An innovative hybrid project for power generation and supply on the island Tilos, as well as occasional supply to the neighboring jsland Kos, is set to start its trial operation by early February following three years of preparation, ANA-MPA has reported.

A final pending issue was settled on January 16 with the signing of an electricity sale contract between the Hellenic Electricity Distribution Network Operator and EUNICE Energy Group.

The group’s chief Development Officer Zisimos Mantas noted that the development establishes the Tilos Project as the country’s first hybrid station concerning electricity production stemming from renewable sources.

The project combines RES energy production with accumulator storage technology, enabling consumers to be supplied during periods when renewable sources (solar and wind) are insufficient or not available.

The project is comprised of an 800-KW wind turbine, a 160-KW photovoltaic unit, as well as a  battery with a storage capacity of 2.4 megaWatt-hour, able to cover the needs of the island for approximately one and a half day during the low-demand winter period. Demand rises during during the summer months.

It is estimated that the project will cover between 80 to 85 percent of the island’s energy needs throughout the year, while, on certain days, excessive energy will be channelled to the island Kos via an existing underwater interconnection.

Frequent blackouts experienced on the island in the summer are expected to be resolved once this project is launched.

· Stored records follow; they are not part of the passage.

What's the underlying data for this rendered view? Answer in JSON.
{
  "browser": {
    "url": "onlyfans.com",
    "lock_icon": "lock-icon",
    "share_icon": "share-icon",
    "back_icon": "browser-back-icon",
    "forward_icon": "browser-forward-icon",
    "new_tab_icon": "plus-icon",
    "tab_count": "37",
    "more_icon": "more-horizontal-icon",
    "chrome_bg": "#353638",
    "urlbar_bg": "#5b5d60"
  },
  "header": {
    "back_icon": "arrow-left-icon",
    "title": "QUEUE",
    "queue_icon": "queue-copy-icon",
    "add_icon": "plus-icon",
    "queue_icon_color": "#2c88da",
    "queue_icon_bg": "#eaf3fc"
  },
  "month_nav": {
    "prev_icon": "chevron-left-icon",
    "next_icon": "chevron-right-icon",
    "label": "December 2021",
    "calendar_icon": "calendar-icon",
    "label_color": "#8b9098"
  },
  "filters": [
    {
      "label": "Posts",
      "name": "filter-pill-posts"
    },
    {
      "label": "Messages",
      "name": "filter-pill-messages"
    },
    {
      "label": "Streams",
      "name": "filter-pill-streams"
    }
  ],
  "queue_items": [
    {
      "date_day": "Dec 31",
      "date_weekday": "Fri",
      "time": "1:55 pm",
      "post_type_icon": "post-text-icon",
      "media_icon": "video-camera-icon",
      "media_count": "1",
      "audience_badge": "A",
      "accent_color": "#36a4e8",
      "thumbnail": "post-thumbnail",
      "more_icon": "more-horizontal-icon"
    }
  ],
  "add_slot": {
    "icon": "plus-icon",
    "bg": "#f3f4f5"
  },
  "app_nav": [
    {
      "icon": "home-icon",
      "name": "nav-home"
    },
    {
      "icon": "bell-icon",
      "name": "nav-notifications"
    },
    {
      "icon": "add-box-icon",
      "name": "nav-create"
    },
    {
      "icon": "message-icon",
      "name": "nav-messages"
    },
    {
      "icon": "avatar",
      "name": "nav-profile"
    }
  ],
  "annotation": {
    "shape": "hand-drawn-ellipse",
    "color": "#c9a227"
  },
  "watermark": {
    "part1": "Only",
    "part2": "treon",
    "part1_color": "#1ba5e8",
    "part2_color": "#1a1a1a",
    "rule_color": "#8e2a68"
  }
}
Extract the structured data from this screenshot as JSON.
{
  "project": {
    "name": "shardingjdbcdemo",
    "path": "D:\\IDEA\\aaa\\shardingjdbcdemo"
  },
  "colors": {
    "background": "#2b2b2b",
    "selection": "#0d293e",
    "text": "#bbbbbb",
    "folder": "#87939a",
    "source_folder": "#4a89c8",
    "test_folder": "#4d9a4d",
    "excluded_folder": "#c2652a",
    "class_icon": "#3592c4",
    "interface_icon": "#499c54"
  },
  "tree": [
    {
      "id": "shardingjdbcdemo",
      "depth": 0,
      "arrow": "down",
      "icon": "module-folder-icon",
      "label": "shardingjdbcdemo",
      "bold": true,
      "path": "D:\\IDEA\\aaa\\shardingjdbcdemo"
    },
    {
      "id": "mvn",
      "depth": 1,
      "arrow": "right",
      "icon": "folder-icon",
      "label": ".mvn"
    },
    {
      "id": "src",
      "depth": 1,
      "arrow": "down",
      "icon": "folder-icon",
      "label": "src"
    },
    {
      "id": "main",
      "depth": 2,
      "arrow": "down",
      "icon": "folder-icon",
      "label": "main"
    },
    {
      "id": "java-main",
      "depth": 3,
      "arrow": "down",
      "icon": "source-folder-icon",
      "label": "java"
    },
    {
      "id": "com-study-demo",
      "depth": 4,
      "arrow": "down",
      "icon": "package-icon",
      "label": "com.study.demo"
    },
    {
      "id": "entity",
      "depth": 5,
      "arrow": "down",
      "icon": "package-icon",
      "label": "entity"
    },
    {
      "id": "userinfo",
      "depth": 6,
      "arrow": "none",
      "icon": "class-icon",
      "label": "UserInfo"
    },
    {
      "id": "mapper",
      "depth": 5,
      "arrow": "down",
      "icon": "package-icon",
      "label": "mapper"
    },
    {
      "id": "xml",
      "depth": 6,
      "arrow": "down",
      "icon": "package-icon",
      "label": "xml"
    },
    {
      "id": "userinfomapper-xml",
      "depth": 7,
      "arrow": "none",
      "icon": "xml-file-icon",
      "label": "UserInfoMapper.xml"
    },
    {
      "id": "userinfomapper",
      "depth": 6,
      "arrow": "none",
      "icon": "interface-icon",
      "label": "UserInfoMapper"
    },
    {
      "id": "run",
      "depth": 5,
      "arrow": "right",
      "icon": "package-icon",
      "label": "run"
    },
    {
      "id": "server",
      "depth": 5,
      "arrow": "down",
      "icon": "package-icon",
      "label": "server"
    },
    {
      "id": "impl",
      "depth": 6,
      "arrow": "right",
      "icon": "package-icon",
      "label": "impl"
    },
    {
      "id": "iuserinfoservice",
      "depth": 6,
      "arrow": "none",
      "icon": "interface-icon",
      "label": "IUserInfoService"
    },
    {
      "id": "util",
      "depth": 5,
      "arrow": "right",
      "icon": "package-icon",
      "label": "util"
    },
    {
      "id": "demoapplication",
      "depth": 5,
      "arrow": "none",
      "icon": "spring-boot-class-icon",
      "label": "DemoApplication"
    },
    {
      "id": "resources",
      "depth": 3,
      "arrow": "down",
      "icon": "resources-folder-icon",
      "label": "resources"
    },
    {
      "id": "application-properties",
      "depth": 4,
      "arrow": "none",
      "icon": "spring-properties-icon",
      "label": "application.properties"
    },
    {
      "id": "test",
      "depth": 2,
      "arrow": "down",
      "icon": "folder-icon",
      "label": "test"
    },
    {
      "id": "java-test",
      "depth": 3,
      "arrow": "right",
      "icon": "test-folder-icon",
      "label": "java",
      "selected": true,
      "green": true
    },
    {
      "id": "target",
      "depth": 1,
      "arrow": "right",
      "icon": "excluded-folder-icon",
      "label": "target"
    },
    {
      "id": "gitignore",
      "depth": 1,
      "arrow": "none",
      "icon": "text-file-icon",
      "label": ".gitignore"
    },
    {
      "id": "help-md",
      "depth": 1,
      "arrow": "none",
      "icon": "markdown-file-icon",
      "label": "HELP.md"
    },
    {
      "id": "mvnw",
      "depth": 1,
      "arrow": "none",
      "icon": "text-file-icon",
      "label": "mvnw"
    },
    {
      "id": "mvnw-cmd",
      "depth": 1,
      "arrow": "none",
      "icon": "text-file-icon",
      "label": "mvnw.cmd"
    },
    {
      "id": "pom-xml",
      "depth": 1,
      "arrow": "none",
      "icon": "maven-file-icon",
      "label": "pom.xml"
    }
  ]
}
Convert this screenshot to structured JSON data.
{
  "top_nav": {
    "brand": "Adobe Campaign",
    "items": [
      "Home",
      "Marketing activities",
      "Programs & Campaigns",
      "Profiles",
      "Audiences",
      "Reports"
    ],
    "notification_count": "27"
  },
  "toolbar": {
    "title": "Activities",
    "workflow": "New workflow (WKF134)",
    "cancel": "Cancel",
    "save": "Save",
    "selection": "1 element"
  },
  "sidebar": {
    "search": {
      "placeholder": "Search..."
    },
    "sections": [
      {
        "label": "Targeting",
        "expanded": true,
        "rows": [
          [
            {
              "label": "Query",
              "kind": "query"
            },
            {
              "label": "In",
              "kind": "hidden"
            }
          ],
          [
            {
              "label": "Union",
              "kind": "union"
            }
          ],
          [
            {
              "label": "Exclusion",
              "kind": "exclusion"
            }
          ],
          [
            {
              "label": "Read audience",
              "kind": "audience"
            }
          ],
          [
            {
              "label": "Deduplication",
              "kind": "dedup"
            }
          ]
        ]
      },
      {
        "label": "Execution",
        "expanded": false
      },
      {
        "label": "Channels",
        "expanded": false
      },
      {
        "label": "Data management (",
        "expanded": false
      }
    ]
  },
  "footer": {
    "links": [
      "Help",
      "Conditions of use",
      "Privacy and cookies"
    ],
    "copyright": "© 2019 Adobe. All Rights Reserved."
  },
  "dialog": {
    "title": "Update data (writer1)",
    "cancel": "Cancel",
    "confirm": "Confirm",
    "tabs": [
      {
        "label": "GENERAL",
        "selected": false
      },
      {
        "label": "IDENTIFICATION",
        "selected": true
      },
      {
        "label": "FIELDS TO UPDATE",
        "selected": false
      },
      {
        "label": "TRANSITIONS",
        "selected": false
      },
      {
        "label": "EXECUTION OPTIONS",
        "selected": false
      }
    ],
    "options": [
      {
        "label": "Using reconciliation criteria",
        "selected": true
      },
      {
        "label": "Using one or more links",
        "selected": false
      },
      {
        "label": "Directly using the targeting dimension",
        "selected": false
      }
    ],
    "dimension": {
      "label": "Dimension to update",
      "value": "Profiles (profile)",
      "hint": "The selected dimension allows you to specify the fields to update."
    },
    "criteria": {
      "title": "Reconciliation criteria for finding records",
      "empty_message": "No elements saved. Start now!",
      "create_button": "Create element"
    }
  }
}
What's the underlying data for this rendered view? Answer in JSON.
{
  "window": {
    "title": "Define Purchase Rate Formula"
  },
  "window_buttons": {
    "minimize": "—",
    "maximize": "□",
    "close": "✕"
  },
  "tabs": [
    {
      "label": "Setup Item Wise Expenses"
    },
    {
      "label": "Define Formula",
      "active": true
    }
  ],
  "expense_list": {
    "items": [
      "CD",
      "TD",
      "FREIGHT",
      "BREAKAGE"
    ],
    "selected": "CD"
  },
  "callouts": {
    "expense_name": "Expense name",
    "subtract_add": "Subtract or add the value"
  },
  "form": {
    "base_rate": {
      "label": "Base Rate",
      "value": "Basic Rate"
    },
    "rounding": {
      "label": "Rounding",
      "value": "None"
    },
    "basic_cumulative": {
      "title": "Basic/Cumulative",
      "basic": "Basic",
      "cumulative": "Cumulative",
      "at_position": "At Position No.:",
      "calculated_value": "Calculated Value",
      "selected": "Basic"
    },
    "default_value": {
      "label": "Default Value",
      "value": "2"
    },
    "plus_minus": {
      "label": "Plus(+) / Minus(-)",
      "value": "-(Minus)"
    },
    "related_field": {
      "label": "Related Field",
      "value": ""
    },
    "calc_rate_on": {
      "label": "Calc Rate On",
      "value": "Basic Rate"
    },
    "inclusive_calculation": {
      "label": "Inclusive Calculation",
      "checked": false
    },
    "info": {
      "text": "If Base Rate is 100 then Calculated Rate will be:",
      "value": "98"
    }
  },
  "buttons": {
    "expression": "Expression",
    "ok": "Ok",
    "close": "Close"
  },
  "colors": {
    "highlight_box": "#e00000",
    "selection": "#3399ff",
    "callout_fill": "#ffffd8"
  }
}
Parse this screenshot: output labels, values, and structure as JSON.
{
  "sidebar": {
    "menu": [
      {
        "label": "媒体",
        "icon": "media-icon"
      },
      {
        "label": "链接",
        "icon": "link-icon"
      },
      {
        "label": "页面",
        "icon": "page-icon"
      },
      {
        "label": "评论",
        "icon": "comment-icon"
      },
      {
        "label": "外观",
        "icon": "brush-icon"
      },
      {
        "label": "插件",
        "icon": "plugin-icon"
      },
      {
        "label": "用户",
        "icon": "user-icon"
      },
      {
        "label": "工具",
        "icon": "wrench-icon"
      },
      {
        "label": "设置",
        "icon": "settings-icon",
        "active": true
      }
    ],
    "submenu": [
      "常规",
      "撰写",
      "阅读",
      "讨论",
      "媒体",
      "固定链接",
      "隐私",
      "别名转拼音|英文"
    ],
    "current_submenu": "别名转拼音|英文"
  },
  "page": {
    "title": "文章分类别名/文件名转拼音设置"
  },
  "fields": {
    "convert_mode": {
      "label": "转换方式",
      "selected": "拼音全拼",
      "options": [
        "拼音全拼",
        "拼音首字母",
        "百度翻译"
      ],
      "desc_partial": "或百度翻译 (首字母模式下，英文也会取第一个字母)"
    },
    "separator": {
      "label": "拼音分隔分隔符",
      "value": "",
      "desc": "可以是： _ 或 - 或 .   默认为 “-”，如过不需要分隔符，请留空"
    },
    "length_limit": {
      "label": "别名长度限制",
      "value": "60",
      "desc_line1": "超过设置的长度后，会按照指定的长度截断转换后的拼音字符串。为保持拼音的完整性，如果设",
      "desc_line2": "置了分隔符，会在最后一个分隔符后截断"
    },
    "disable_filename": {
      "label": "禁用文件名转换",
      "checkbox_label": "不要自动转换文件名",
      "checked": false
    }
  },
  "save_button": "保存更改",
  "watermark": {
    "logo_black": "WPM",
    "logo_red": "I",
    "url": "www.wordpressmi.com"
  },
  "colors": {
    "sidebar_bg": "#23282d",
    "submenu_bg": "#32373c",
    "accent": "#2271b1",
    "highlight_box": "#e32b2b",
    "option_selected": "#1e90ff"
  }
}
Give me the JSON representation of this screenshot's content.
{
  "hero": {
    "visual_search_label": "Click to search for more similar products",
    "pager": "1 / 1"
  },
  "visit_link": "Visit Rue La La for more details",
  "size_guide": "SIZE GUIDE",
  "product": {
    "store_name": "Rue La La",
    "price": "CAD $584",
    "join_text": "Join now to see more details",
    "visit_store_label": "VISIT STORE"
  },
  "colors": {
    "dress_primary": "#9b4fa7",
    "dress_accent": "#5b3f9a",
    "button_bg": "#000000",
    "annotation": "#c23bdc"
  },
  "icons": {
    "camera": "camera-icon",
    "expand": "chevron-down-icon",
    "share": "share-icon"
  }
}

Besides its electricity production and storage system, the project is also equipped with modern systems able to foreast conditions for wind and photovoltaic production. “This will assist us in programing – when to charge or unload the battery” underlined Mantas.

 

Ministry nearing decision on hybrid stations price formula, levels

The energy ministry appears close to reaching final decisions on the price-setting formula and price levels for electricity generated by hybrid power plants.

RAE (Regulatory Authority for Energy) official Dionysis Papahristou, speaking yesterday at a conference held by the authority, said RAE’s proposal, accompanied by a specialized study, has completed and delivered to energy minister Giorgos Stathakis.

Hybrid power plants often contain a renewable energy component that is balanced via a second form of generation or storage such as a diesel genset, fuel cell or battery storage system.

The demand curve concerning the independent electricity system as well as existing levels of RES unit penetration are key factors influencing prices of hybrid station output, the RAE study showed, Papahristou noted at the conference.

RAE preparing to set hybrid power plant output payment levels

RAE, the Regulatory Authority for Energy, is moving to soon determine payment levels for hybrid power plant output on the non-interconnected islands, keenly awaited by market players before they proceed with investment plans.

The authority has commissioned a National Technical University of Athens (NTUA) department to conduct a related study, whose findings, expected within the next two months, will serve to guide RAE in its hybrid power station output payment rate decisions.

According to recent data made available by HEDNO (Hellenic Electricity Distribution Network Operator), a total of 24 hybrid power station projects exist around the country, 18 of these on Crete, representing a total capacity of 571.5 MW; three on Rhodes with a total capacity of 36 MW; one on Tilos, offering 0.4 MW; one on Lesvos with a 15-MW capacity; and another on Ikaria, measuring 2.55 MW.

Besides the hybrid power station output payment rates, sector investors are also anticipating the development of interconnection projects to link the non-interconnected islands with the mainland. These projects, crucial for the sector, are behind schedule.

Hybrid power plants often contain a renewable energy component that is balanced via a second form of generation or storage such as a diesel genset, fuel cell or battery storage system.